When my husband deployed to Iraq, it seemed like most people thought my fears and worries would be focused on a worst case scenario that involved my husband not coming home. To me, it seemed like that fear was almost inherent to deployment to a war zone. And, because I treat worrying like a competitive sport, I couldn't just stop there.
I concentrated on the smaller things. Things that wouldn't end his life, but would impact his civilian career. A wrenched back, a twisted knee or something else that would prevent him from putting on the Brown and doing it for you.
What would happen to us if that happened?
But, it didn't happen. And my husband returned home from Iraq in one glorious piece.
Fast forward three months to Father's Day--last Sunday. My husband spent the afternoon in the yard working while I attended our oldest daughter's dance recital with her younger sister. When we arrived home, my husband informed me that he had not been wearing his sunglasses or safety glasses while using the weed whacker and a stone had been thrown and had struck him in his right eye.

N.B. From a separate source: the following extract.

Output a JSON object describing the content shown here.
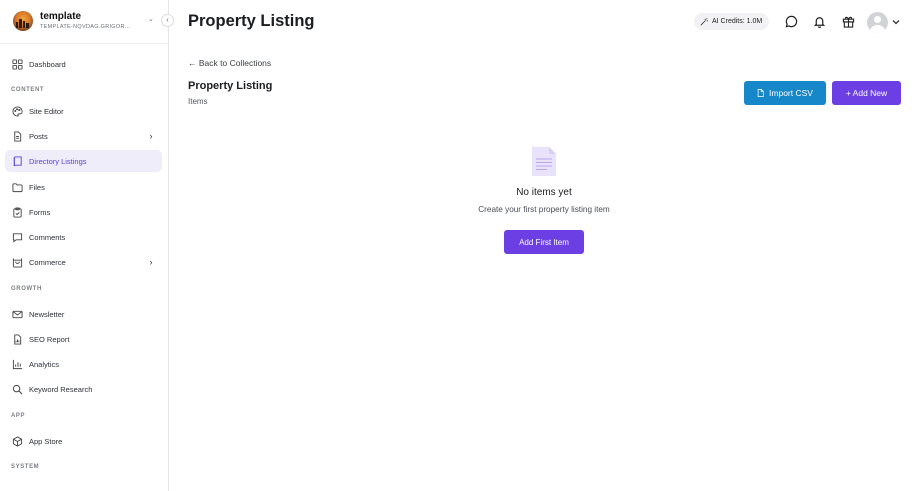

We went to the emergency room and followed up with an eye doctor. To make an incredibly long, horrendously frightening story short, my husband experienced a "rebleed" behind his eye and was diagnosed with an 8-ball hyphema. In layman's terms, the chambers in the back of his eye filled up and it was impossible to make out a pupil or iris. This was excruciatingly painful given that it sent the pressure inside his eye to astronomical levels and ended in emergency surgery on Thursday afternoon.
The prognosis? We haven't a clue. Until this current crisis is over and his eye heals enough to be examined with other equipment, we don't even know if his retina is intact. And, we also won't know (maybe for weeks) if he will have vision in his right eye. Kind of important for a guy in the ARNG and for someone who drives a delivery truck for a living.
What I'm amazed by now, though, is that I'm not sitting around thinking, "Wow! This was just what I'd worried about when he was deployed and now it's happened and we're potentially sunk."
All I can think is, "This is definitely not cool. But, it isn't the end of the world. He's still here and that's what's important."
What a flipside of perspective I've gained from being a Guard Wife. Not sure I'd have this perspective if we were civilian all the way. Not sure I'd have the wherewithal to face something this potentially life altering if I had not stared down deployment more than once and surprised myself with surviving. And, I'm not even sure my husband would have the confidence in me that he has if he had not seen me in action while he was off fulfilling his military duties.
He told me today that he cannot imagine going through this with anyone else but me.
I pray that when we have confirmation of his long-term prognosis that we can look back on this as a time when we realized that even what you imagine as the worst can still be okay if you're with the right person.
Once again, I find myself more thankful than annoyed regarding the lessons I've learned as a Guard Wife.